This week was rough with the security vulnerabilities in GNU bash. The what? I'm talking about computer software, so if you don't care about that there is no need to keep reading.
What is GNU bash?
If you have ever watched me use a computer or any nerdy type person use a computer, you might see them frantically typing away and entering commands as the screen scrolls information by. Us nerdy types prefer a command line user interface as opposed to a graphical user interface. Words instead of pictures. A command line interface lets us directly tell the computer what to do. We find graphical user interfaces tedious and time consuming. That said, both interfaces have their place in the computer world.
GNU bash is one such command line interface. It is what we call a shell. It interfaces us with the computer and allows us to issue commands. GNU bash is arguably the most popular open source shell in the world and is the default shell on nearly every Linux operating system and MacOS X. Other Unix and Unix-like systems can have GNU bash installed if you find yourself missing bash when using one of those systems.
What is GNU?
It's the Free Software Foundation and the name of their overarching open source platform project. It's an organization that you can donate to and they promote and support development of open source software like bash. But that's not important right now.
Hold up, did you say MacOS X?
I did. MacOS X is a weird platform. It's like a Unix (and any diehard will drag me in to an argument about technicalities, but I don't care. I have hacked on xnu, userspace code, and the C library on Darwin, so I have my own thoughts and opinions about OS X), but it's clearly a Mac. Underneath all the icons and iTunes and stuff is a core Unix platform that includes a handful of basic command line tools.

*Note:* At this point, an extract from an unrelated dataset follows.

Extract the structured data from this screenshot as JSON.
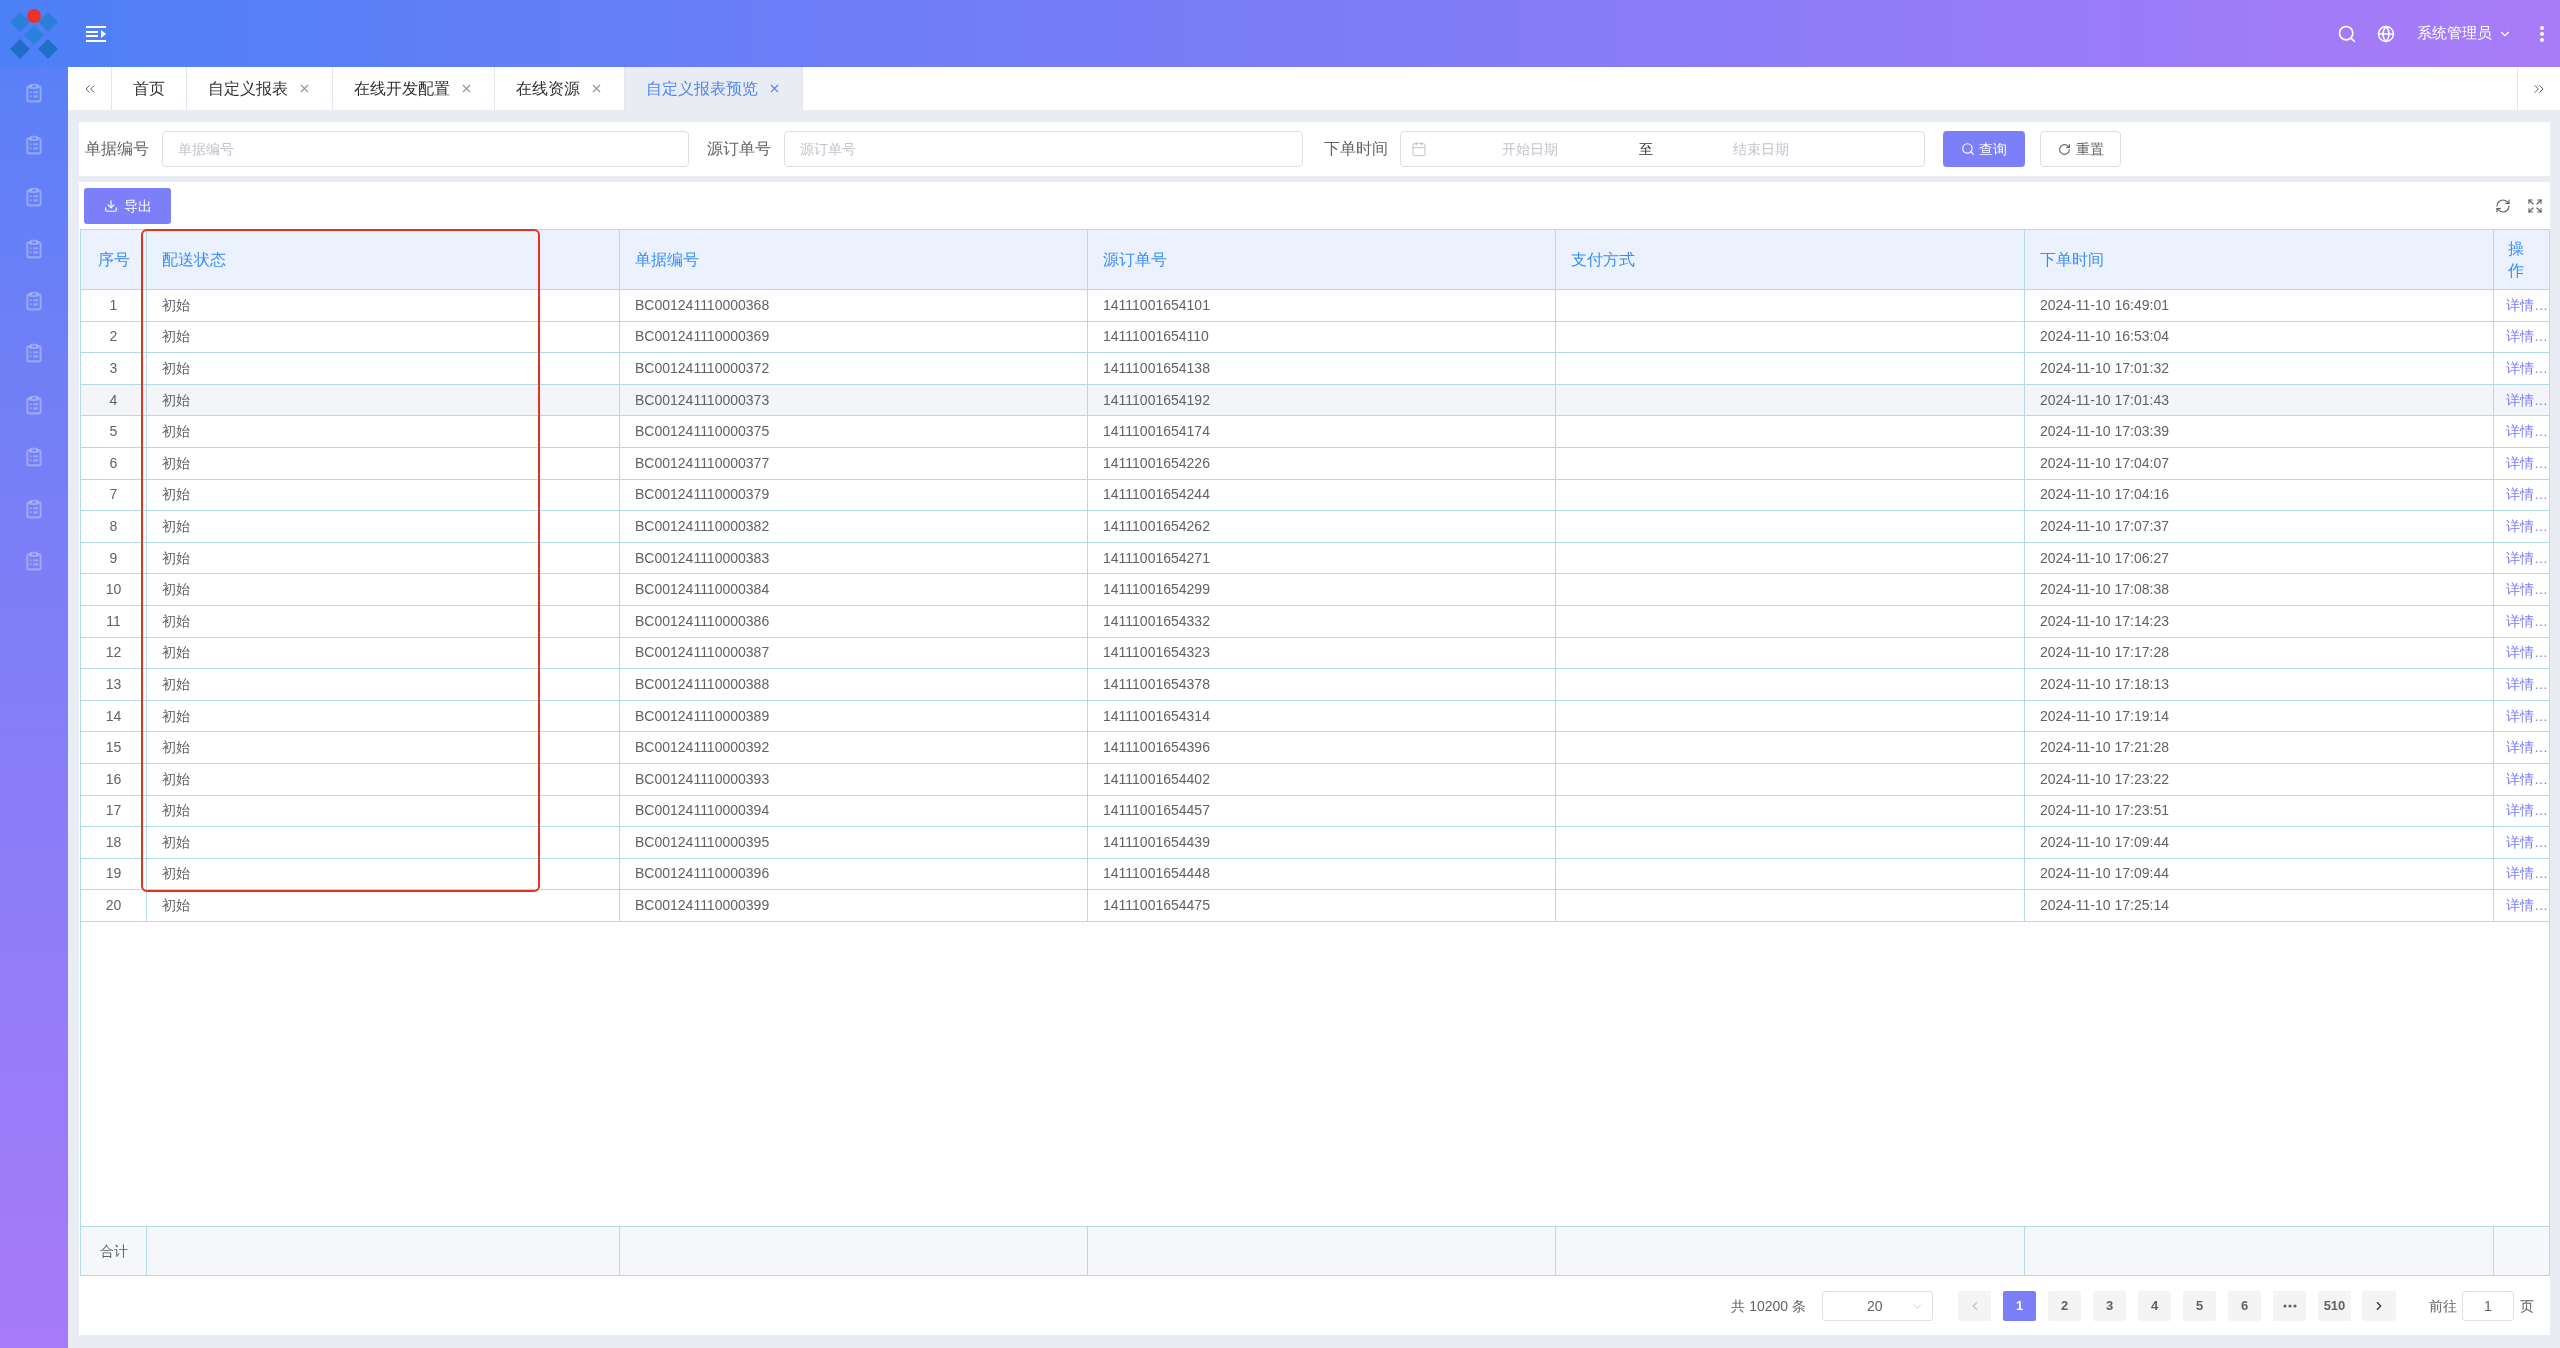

A command line environment needs a shell and Apple ships GNU bash with MacOS X to fill that need.
NOTE: The first versions of MacOS X shipped tcsh as the default shell, then they moved to zsh, then they moved to bash as the default.
I just use Windows and have my development work in the cloud.
You're probably still vulnerable! If you use Amazon EC2, for instance, your host is likely running a Linux of some sort and if so you have bash on it which is then vulnerable. The cloud doesn't make this problem go away, it just moves it all to a single point of failure for a large portion of the Internet.
What does this vulnerability allow?
Arbitrary code execution through the use of environment variables passed to child processes.
Remember I said bash and shells in general are how we tell the computer what commands to run? OK, so this vulnerability uses that very basic functionality of the shell to execute other software that would not normally be allowed to run. That other code could be written to read passwords from your system, wipe your hard disk, or replace all your MP3s with hamster dance videos.
Because the shell is such a core tool, nearly every other tool relies on it to do some work. For example, web servers. And email programs. And so on.
Are fixes available?
Yes, patches are out and your Linux distribution has most likely already posted updates.
Where can I find more information?
Everywhere, but specifically:
SELinux is default on Fedora Linux and Red Hat Enterprise Linux. It's a very complicated and confusing security layer that many people still don't bother learning. Most disable it at the first sign of frustration. But, if you have it set to enforcing mode, you gain a little more protection from this vulnerability. See Dan Walsh's post about it: Got SELinux?
And now it's Friday in my time zone and I've updated all of the systems under my control that I care about. I do want to point out that the vulnerability does not exist in AT&T ksh93, pdksh, The Almquist Shell, or zsh. Linux systems tend to have bash installed as /bin/sh and /bin/bash. I personally like having a simple /bin/sh (like The Almquist Shell) and leaving bash either off the system or as /bin/bash. Maybe that's worth considering now.